» To do
Retype the whole listing below precisely.

» Extracted records
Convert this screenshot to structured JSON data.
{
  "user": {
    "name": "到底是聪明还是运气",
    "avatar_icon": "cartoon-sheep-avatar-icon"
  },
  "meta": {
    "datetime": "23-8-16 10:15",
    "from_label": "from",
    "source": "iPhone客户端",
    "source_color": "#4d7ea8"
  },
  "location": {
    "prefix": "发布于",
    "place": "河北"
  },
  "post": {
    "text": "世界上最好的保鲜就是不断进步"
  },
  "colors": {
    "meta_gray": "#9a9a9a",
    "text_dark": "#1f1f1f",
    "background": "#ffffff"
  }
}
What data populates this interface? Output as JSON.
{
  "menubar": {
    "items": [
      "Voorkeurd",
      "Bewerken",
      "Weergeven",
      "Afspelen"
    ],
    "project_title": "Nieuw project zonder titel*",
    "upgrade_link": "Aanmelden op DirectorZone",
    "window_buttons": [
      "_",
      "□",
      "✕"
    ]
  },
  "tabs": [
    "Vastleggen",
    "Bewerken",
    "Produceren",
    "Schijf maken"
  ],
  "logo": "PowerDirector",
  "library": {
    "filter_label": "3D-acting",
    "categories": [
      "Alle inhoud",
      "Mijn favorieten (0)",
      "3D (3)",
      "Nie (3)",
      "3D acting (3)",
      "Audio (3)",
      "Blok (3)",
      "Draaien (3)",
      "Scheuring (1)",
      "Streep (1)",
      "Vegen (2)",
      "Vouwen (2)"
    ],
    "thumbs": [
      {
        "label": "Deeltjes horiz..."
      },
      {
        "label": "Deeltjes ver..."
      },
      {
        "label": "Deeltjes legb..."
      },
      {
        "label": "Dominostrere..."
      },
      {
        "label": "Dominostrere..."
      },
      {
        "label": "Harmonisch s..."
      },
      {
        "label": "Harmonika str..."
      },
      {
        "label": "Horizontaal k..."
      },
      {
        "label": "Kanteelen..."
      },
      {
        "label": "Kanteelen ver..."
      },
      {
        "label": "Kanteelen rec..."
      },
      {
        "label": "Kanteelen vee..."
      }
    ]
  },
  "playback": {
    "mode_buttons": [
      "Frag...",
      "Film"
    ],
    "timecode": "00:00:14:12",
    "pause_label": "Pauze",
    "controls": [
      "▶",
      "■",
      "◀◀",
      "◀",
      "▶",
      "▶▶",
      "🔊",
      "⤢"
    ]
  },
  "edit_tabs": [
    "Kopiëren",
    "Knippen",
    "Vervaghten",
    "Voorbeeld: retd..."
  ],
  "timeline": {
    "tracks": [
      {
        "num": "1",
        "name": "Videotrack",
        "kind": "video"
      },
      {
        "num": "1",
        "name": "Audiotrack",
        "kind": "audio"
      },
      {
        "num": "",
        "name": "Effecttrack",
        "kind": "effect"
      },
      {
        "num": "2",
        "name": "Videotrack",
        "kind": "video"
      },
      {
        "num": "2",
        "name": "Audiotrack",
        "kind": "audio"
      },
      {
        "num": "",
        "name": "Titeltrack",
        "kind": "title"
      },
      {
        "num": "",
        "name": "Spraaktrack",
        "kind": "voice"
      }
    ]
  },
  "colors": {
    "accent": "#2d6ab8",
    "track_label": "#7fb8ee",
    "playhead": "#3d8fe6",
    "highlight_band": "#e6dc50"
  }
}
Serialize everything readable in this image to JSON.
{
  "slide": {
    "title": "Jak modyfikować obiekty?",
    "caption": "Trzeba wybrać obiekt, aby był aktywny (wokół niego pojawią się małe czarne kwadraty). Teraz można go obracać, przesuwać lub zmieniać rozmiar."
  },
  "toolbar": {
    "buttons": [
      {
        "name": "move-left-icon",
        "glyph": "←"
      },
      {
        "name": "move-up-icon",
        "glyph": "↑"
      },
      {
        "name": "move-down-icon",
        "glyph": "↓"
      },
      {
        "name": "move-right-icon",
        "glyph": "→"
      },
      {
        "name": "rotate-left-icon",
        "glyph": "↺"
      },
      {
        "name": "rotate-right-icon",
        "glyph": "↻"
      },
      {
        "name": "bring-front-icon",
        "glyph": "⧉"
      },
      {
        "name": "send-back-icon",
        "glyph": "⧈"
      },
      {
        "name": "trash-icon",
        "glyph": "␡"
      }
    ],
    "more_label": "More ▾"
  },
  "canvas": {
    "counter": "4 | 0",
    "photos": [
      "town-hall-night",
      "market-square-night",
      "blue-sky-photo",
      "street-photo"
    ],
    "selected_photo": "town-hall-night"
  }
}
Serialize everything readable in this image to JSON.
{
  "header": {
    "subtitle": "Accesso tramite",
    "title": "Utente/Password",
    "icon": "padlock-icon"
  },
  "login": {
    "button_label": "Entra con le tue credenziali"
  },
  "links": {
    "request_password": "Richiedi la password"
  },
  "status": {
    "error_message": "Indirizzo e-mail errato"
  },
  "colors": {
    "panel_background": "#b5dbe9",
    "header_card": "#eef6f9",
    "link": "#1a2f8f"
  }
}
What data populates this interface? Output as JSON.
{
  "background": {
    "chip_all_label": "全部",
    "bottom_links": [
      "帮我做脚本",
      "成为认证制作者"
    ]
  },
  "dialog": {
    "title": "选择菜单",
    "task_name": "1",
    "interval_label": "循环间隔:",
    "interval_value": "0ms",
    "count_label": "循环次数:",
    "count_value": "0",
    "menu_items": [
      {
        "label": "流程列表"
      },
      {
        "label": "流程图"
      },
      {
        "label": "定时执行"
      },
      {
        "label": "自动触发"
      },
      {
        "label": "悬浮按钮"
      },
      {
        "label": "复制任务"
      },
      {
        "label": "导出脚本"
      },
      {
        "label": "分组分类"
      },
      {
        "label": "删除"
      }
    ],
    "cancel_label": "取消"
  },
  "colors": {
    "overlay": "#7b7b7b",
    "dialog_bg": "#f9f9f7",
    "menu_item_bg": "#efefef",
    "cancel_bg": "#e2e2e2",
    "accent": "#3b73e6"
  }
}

» Written reply
Convert this screenshot to structured JSON data.
{
  "user": {
    "name": "到底是聪明还是运气",
    "avatar_icon": "cartoon-sheep-avatar-icon"
  },
  "meta": {
    "datetime": "23-8-16 10:15",
    "from_label": "from",
    "source": "iPhone客户端",
    "source_color": "#4d7ea8"
  },
  "location": {
    "prefix": "发布于",
    "place": "河北"
  },
  "post": {
    "text": "世界上最好的保鲜就是不断进步"
  },
  "colors": {
    "meta_gray": "#9a9a9a",
    "text_dark": "#1f1f1f",
    "background": "#ffffff"
  }
}
What data populates this interface? Output as JSON.
{
  "menubar": {
    "items": [
      "Voorkeurd",
      "Bewerken",
      "Weergeven",
      "Afspelen"
    ],
    "project_title": "Nieuw project zonder titel*",
    "upgrade_link": "Aanmelden op DirectorZone",
    "window_buttons": [
      "_",
      "□",
      "✕"
    ]
  },
  "tabs": [
    "Vastleggen",
    "Bewerken",
    "Produceren",
    "Schijf maken"
  ],
  "logo": "PowerDirector",
  "library": {
    "filter_label": "3D-acting",
    "categories": [
      "Alle inhoud",
      "Mijn favorieten (0)",
      "3D (3)",
      "Nie (3)",
      "3D acting (3)",
      "Audio (3)",
      "Blok (3)",
      "Draaien (3)",
      "Scheuring (1)",
      "Streep (1)",
      "Vegen (2)",
      "Vouwen (2)"
    ],
    "thumbs": [
      {
        "label": "Deeltjes horiz..."
      },
      {
        "label": "Deeltjes ver..."
      },
      {
        "label": "Deeltjes legb..."
      },
      {
        "label": "Dominostrere..."
      },
      {
        "label": "Dominostrere..."
      },
      {
        "label": "Harmonisch s..."
      },
      {
        "label": "Harmonika str..."
      },
      {
        "label": "Horizontaal k..."
      },
      {
        "label": "Kanteelen..."
      },
      {
        "label": "Kanteelen ver..."
      },
      {
        "label": "Kanteelen rec..."
      },
      {
        "label": "Kanteelen vee..."
      }
    ]
  },
  "playback": {
    "mode_buttons": [
      "Frag...",
      "Film"
    ],
    "timecode": "00:00:14:12",
    "pause_label": "Pauze",
    "controls": [
      "▶",
      "■",
      "◀◀",
      "◀",
      "▶",
      "▶▶",
      "🔊",
      "⤢"
    ]
  },
  "edit_tabs": [
    "Kopiëren",
    "Knippen",
    "Vervaghten",
    "Voorbeeld: retd..."
  ],
  "timeline": {
    "tracks": [
      {
        "num": "1",
        "name": "Videotrack",
        "kind": "video"
      },
      {
        "num": "1",
        "name": "Audiotrack",
        "kind": "audio"
      },
      {
        "num": "",
        "name": "Effecttrack",
        "kind": "effect"
      },
      {
        "num": "2",
        "name": "Videotrack",
        "kind": "video"
      },
      {
        "num": "2",
        "name": "Audiotrack",
        "kind": "audio"
      },
      {
        "num": "",
        "name": "Titeltrack",
        "kind": "title"
      },
      {
        "num": "",
        "name": "Spraaktrack",
        "kind": "voice"
      }
    ]
  },
  "colors": {
    "accent": "#2d6ab8",
    "track_label": "#7fb8ee",
    "playhead": "#3d8fe6",
    "highlight_band": "#e6dc50"
  }
}
Serialize everything readable in this image to JSON.
{
  "slide": {
    "title": "Jak modyfikować obiekty?",
    "caption": "Trzeba wybrać obiekt, aby był aktywny (wokół niego pojawią się małe czarne kwadraty). Teraz można go obracać, przesuwać lub zmieniać rozmiar."
  },
  "toolbar": {
    "buttons": [
      {
        "name": "move-left-icon",
        "glyph": "←"
      },
      {
        "name": "move-up-icon",
        "glyph": "↑"
      },
      {
        "name": "move-down-icon",
        "glyph": "↓"
      },
      {
        "name": "move-right-icon",
        "glyph": "→"
      },
      {
        "name": "rotate-left-icon",
        "glyph": "↺"
      },
      {
        "name": "rotate-right-icon",
        "glyph": "↻"
      },
      {
        "name": "bring-front-icon",
        "glyph": "⧉"
      },
      {
        "name": "send-back-icon",
        "glyph": "⧈"
      },
      {
        "name": "trash-icon",
        "glyph": "␡"
      }
    ],
    "more_label": "More ▾"
  },
  "canvas": {
    "counter": "4 | 0",
    "photos": [
      "town-hall-night",
      "market-square-night",
      "blue-sky-photo",
      "street-photo"
    ],
    "selected_photo": "town-hall-night"
  }
}
Serialize everything readable in this image to JSON.
{
  "header": {
    "subtitle": "Accesso tramite",
    "title": "Utente/Password",
    "icon": "padlock-icon"
  },
  "login": {
    "button_label": "Entra con le tue credenziali"
  },
  "links": {
    "request_password": "Richiedi la password"
  },
  "status": {
    "error_message": "Indirizzo e-mail errato"
  },
  "colors": {
    "panel_background": "#b5dbe9",
    "header_card": "#eef6f9",
    "link": "#1a2f8f"
  }
}
What data populates this interface? Output as JSON.
{
  "background": {
    "chip_all_label": "全部",
    "bottom_links": [
      "帮我做脚本",
      "成为认证制作者"
    ]
  },
  "dialog": {
    "title": "选择菜单",
    "task_name": "1",
    "interval_label": "循环间隔:",
    "interval_value": "0ms",
    "count_label": "循环次数:",
    "count_value": "0",
    "menu_items": [
      {
        "label": "流程列表"
      },
      {
        "label": "流程图"
      },
      {
        "label": "定时执行"
      },
      {
        "label": "自动触发"
      },
      {
        "label": "悬浮按钮"
      },
      {
        "label": "复制任务"
      },
      {
        "label": "导出脚本"
      },
      {
        "label": "分组分类"
      },
      {
        "label": "删除"
      }
    ],
    "cancel_label": "取消"
  },
  "colors": {
    "overlay": "#7b7b7b",
    "dialog_bg": "#f9f9f7",
    "menu_item_bg": "#efefef",
    "cancel_bg": "#e2e2e2",
    "accent": "#3b73e6"
  }
}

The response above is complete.